- _WHAT IS NEEDED_
Go through the records and filter out every line lacking the word "Leap"; copy the lines that remain.

[Entries from a dataset of interfaces]
^^^^^^^^^^^^^^^^

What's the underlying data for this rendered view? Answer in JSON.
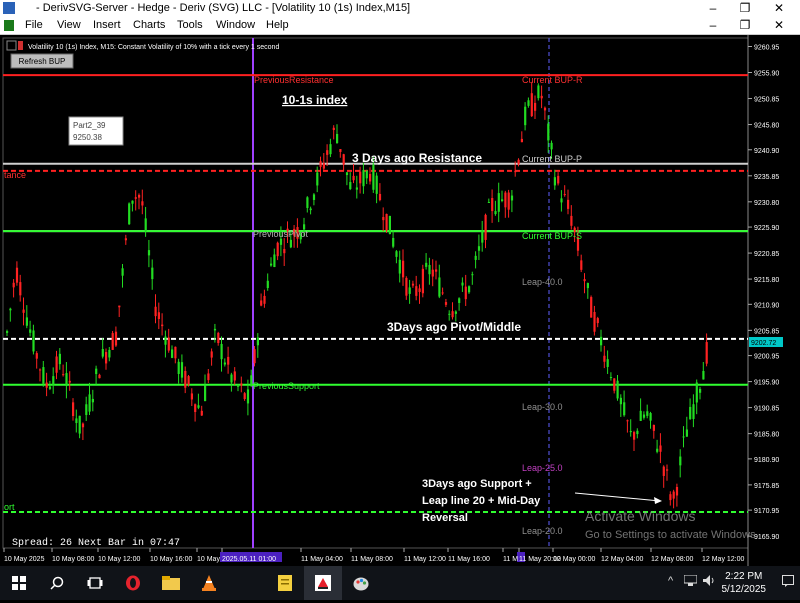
{
  "window": {
    "title": "- DerivSVG-Server - Hedge - Deriv (SVG) LLC - [Volatility 10 (1s) Index,M15]",
    "minimize": "–",
    "restore": "❐",
    "close": "✕"
  },
  "menu": {
    "items": [
      "File",
      "View",
      "Insert",
      "Charts",
      "Tools",
      "Window",
      "Help"
    ],
    "mdi_min": "–",
    "mdi_restore": "❐",
    "mdi_close": "✕"
  },
  "chart": {
    "header": "Volatility 10 (1s) Index, M15:  Constant Volatility of 10% with a tick every 1 second",
    "refresh_button": "Refresh BUP",
    "tooltip_line1": "Part2_39",
    "tooltip_line2": "9250.38",
    "spread_text": "Spread: 26  Next Bar in 07:47",
    "current_price": "9202.72",
    "watermark_line1": "Activate Windows",
    "watermark_line2": "Go to Settings to activate Windows.",
    "price_ticks": [
      "9260.95",
      "9255.90",
      "9250.85",
      "9245.80",
      "9240.90",
      "9235.85",
      "9230.80",
      "9225.90",
      "9220.85",
      "9215.80",
      "9210.90",
      "9205.85",
      "9200.95",
      "9195.90",
      "9190.85",
      "9185.80",
      "9180.90",
      "9175.85",
      "9170.95",
      "9165.90"
    ],
    "time_ticks": [
      "10 May 2025",
      "10 May 08:00",
      "10 May 12:00",
      "10 May 16:00",
      "10 May 20:00",
      "2025.05.11 01:00",
      "11 May 04:00",
      "11 May 08:00",
      "11 May 12:00",
      "11 May 16:00",
      "11 M",
      "11 May 20:00",
      "12 May 00:00",
      "12 May 04:00",
      "12 May 08:00",
      "12 May 12:00"
    ],
    "lines": [
      {
        "label": "PreviousResistance",
        "price": 9255.4,
        "color": "#ff2020",
        "style": "solid"
      },
      {
        "label": "Current BUP-R",
        "price": 9255.4,
        "color": "#ff2020",
        "style": "solid"
      },
      {
        "label": "3 Days ago Resistance",
        "price": 9236.8,
        "color": "#ff2020",
        "style": "dashed"
      },
      {
        "label": "tance",
        "price": 9236.8,
        "color": "#ff2020",
        "style": "dashed"
      },
      {
        "label": "Current BUP-P",
        "price": 9238.2,
        "color": "#d0d0d0",
        "style": "solid"
      },
      {
        "label": "PreviousPivot",
        "price": 9225.1,
        "color": "#d0d0d0",
        "style": "solid"
      },
      {
        "label": "Current BUP-S",
        "price": 9225.1,
        "color": "#30ff30",
        "style": "solid"
      },
      {
        "label": "Leap-40.0",
        "price": 9217.8,
        "color": "#808080",
        "style": "none"
      },
      {
        "label": "3Days ago Pivot/Middle",
        "price": 9204.2,
        "color": "#ffffff",
        "style": "dashed"
      },
      {
        "label": "PreviousSupport",
        "price": 9195.3,
        "color": "#30ff30",
        "style": "solid"
      },
      {
        "label": "Leap-30.0",
        "price": 9189.0,
        "color": "#808080",
        "style": "none"
      },
      {
        "label": "Leap-25.0",
        "price": 9177.6,
        "color": "#c040c0",
        "style": "none"
      },
      {
        "label": "3Days ago Support + Leap line 20 + Mid-Day Reversal",
        "price": 9170.6,
        "color": "#30ff30",
        "style": "dashed"
      },
      {
        "label": "ort",
        "price": 9170.6,
        "color": "#30ff30",
        "style": "dashed"
      },
      {
        "label": "Leap-20.0",
        "price": 9166.0,
        "color": "#808080",
        "style": "none"
      }
    ],
    "index_title": "10-1s index",
    "annotation_support_lines": [
      "3Days ago Support +",
      "Leap line 20 + Mid-Day",
      "Reversal"
    ]
  },
  "taskbar": {
    "time": "2:22 PM",
    "date": "5/12/2025",
    "icons": [
      "windows-logo",
      "search",
      "task-view",
      "opera",
      "file-explorer",
      "vlc",
      "notepad",
      "deriv-mt5",
      "paint"
    ]
  }
}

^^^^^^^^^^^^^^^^

- _RESULT BELOW_
        "label": "Leap-40.0",
        "label": "Leap-30.0",
        "label": "Leap-25.0",
        "label": "3Days ago Support + Leap line 20 + Mid-Day Reversal",
        "label": "Leap-20.0",
      "Leap line 20 + Mid-Day",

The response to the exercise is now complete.